I say all this not to be discouraging but to be honest and clear. Our author and lobbyist need our support for the path they see to success. They are interested in helping our group provide access to original birth records to as many adult adoptees as possible, and I believe we have a good shot at succeeding if we can achieve a broad understanding among triad members and friends for the need for this strategy, and for the nuances of language that will be necessary to succeed at our goal.
I know that many of you have taken the time to submit new language for our website and organization. Know we’ve been reviewing all of it and running it by the people who will be working this bill through the tricky seas ahead.

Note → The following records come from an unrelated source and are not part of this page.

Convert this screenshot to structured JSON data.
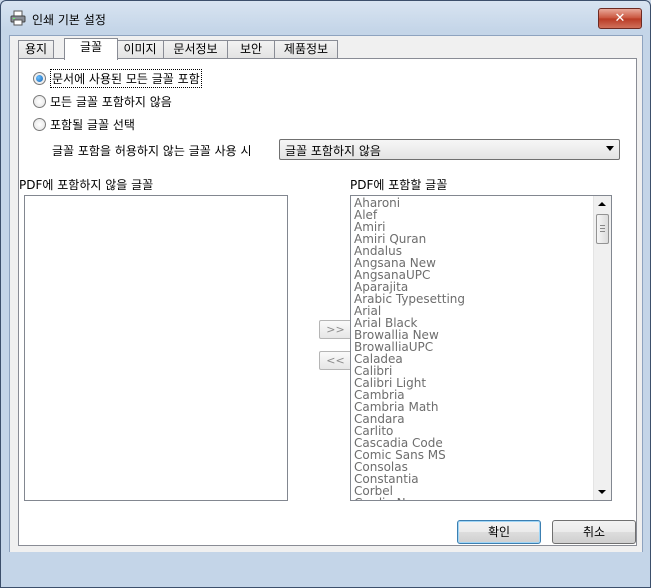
{
  "window": {
    "title": "인쇄 기본 설정",
    "close_glyph": "✕"
  },
  "tabs": [
    {
      "label": "용지",
      "active": false
    },
    {
      "label": "글꼴",
      "active": true
    },
    {
      "label": "이미지",
      "active": false
    },
    {
      "label": "문서정보",
      "active": false
    },
    {
      "label": "보안",
      "active": false
    },
    {
      "label": "제품정보",
      "active": false
    }
  ],
  "font_options": {
    "radio_embed_all": "문서에 사용된 모든 글꼴 포함",
    "radio_embed_none": "모든 글꼴 포함하지 않음",
    "radio_select": "포함될 글꼴 선택",
    "selected": "radio_embed_all",
    "non_embeddable_label": "글꼴 포함을 허용하지 않는 글꼴 사용 시",
    "non_embeddable_value": "글꼴 포함하지 않음"
  },
  "lists": {
    "exclude_label": "PDF에 포함하지 않을 글꼴",
    "include_label": "PDF에 포함할 글꼴",
    "exclude_items": [],
    "include_items": [
      "Aharoni",
      "Alef",
      "Amiri",
      "Amiri Quran",
      "Andalus",
      "Angsana New",
      "AngsanaUPC",
      "Aparajita",
      "Arabic Typesetting",
      "Arial",
      "Arial Black",
      "Browallia New",
      "BrowalliaUPC",
      "Caladea",
      "Calibri",
      "Calibri Light",
      "Cambria",
      "Cambria Math",
      "Candara",
      "Carlito",
      "Cascadia Code",
      "Comic Sans MS",
      "Consolas",
      "Constantia",
      "Corbel",
      "Cordia New"
    ]
  },
  "move_buttons": {
    "add": ">>",
    "remove": "<<"
  },
  "footer": {
    "ok": "확인",
    "cancel": "취소"
  }
}
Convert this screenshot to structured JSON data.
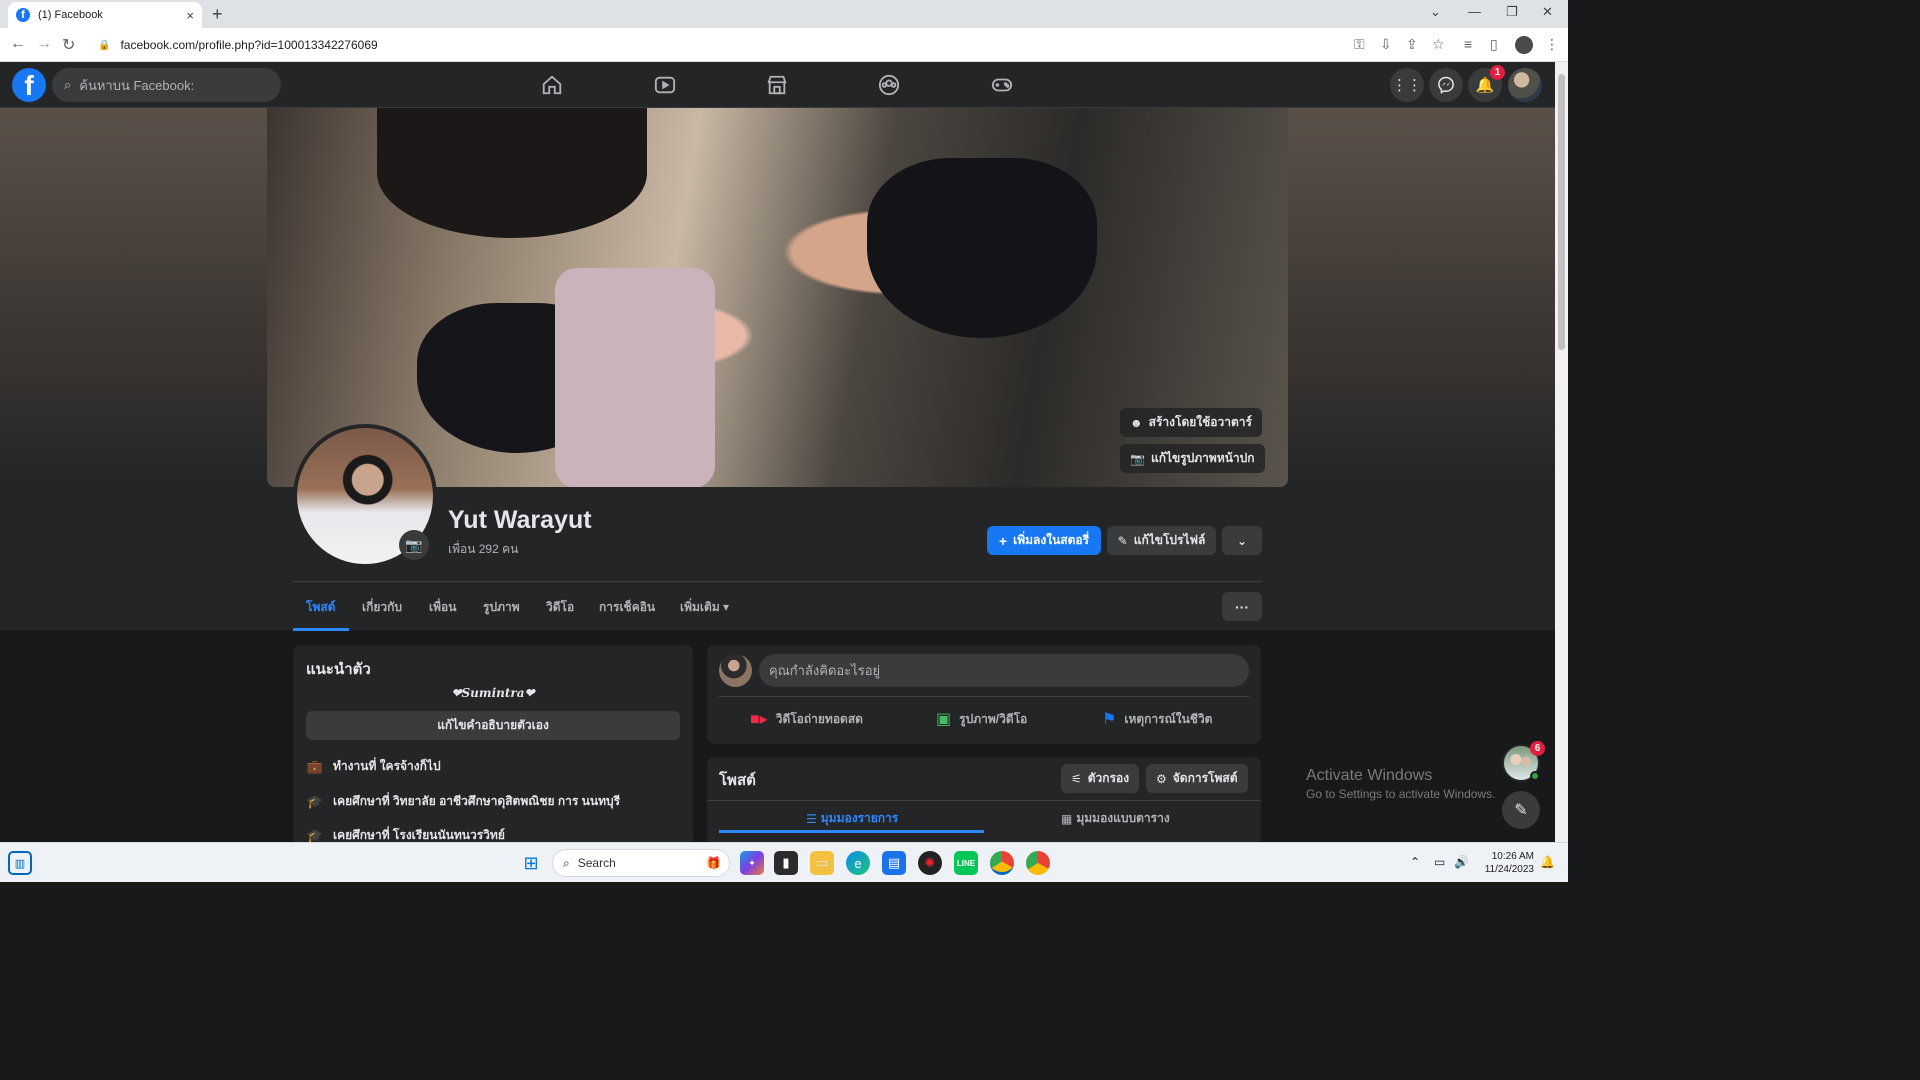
{
  "browser": {
    "tab_title": "(1) Facebook",
    "tab_close": "×",
    "new_tab": "+",
    "url": "facebook.com/profile.php?id=100013342276069"
  },
  "fb_nav": {
    "logo": "f",
    "search_placeholder": "ค้นหาบน Facebook:",
    "notification_count": "1",
    "icons": [
      "home-icon",
      "watch-icon",
      "marketplace-icon",
      "groups-icon",
      "gaming-icon",
      "menu-grid-icon",
      "messenger-icon",
      "notifications-icon"
    ]
  },
  "cover": {
    "avatar_button": "สร้างโดยใช้อวาตาร์",
    "edit_cover_button": "แก้ไขรูปภาพหน้าปก"
  },
  "profile": {
    "name": "Yut Warayut",
    "friends": "เพื่อน 292 คน",
    "add_story": "เพิ่มลงในสตอรี่",
    "edit_profile": "แก้ไขโปรไฟล์"
  },
  "profile_tabs": [
    {
      "label": "โพสต์"
    },
    {
      "label": "เกี่ยวกับ"
    },
    {
      "label": "เพื่อน"
    },
    {
      "label": "รูปภาพ"
    },
    {
      "label": "วิดีโอ"
    },
    {
      "label": "การเช็คอิน"
    },
    {
      "label": "เพิ่มเติม ▾"
    }
  ],
  "intro": {
    "title": "แนะนำตัว",
    "bio": "❤Sumintra❤",
    "edit_bio": "แก้ไขคำอธิบายตัวเอง",
    "items": [
      {
        "text": "ทำงานที่ ใครจ้างก็ไป",
        "icon": "work-icon"
      },
      {
        "text": "เคยศึกษาที่ วิทยาลัย อาชีวศึกษาดุสิตพณิชย การ นนทบุรี",
        "icon": "education-icon"
      },
      {
        "text": "เคยศึกษาที่ โรงเรียนนันทนวรวิทย์",
        "icon": "education-icon"
      }
    ]
  },
  "composer": {
    "placeholder": "คุณกำลังคิดอะไรอยู่",
    "live_video": "วิดีโอถ่ายทอดสด",
    "photo_video": "รูปภาพ/วิดีโอ",
    "life_event": "เหตุการณ์ในชีวิต"
  },
  "posts": {
    "title": "โพสต์",
    "filter": "ตัวกรอง",
    "manage": "จัดการโพสต์",
    "list_view": "มุมมองรายการ",
    "grid_view": "มุมมองแบบตาราง"
  },
  "chat": {
    "badge": "6"
  },
  "watermark": {
    "title": "Activate Windows",
    "subtitle": "Go to Settings to activate Windows."
  },
  "taskbar": {
    "search": "Search",
    "time": "10:26 AM",
    "date": "11/24/2023"
  },
  "colors": {
    "fb_blue": "#1877f2",
    "dark_bg": "#18191a",
    "card_bg": "#242526",
    "active_tab": "#2d88ff"
  }
}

What ends up on the website and in postings is going to be the result of legislative vetting.
I have often cited a quote of Thoreau’s when trying to help people understand that triad members are the voices which should be listened to as adoption policy is revised. To highly paraphrase Thoreau,
To navigate an ocean we should seek the counsel of shipwrecked mariners rather than find our way based on the advice of those who’ve never been out of sight of land.
Our lobbyist and author are the mariners who must chart this course. They know, much better than any of us, how to navigate these waters. Only through their wise counsel and honesty will we arrive at our destination.
All that said, we also won’t arrive there without the support of all of you, and many other friends. Please consider joining our effort and encouraging others to as well. We have an opportunity to do much good here. My apologies if much of this has sounded didactic and rather heavy. I’m just trying to relay what I have learned about the situation we face. I’m thrilled to be involved and honored to know each of you. I want us to succeed…
Many thanks to all of you for your time and patience and good wishes!
If their purpose is NOT to “right a wrong” or “fight for constitutional rights” – what good are they?
Did Lincoln free some of the slaves? Did the Voting Rights Act only apply to those who could be given rights within the existing system?
I say hang ’em all.
As a woman, I’m glad the Suffragists didn’t agree to something along the lines of, “A woman may vote as long as her husband gives consent for her to do so. If unmarried, a woman’s father must give consent. If her father is no longer living, her closest male next-of kin must give consent.”
Compromise turns rights into privileges and favors.
Unequal treatment under the law is inexcusable.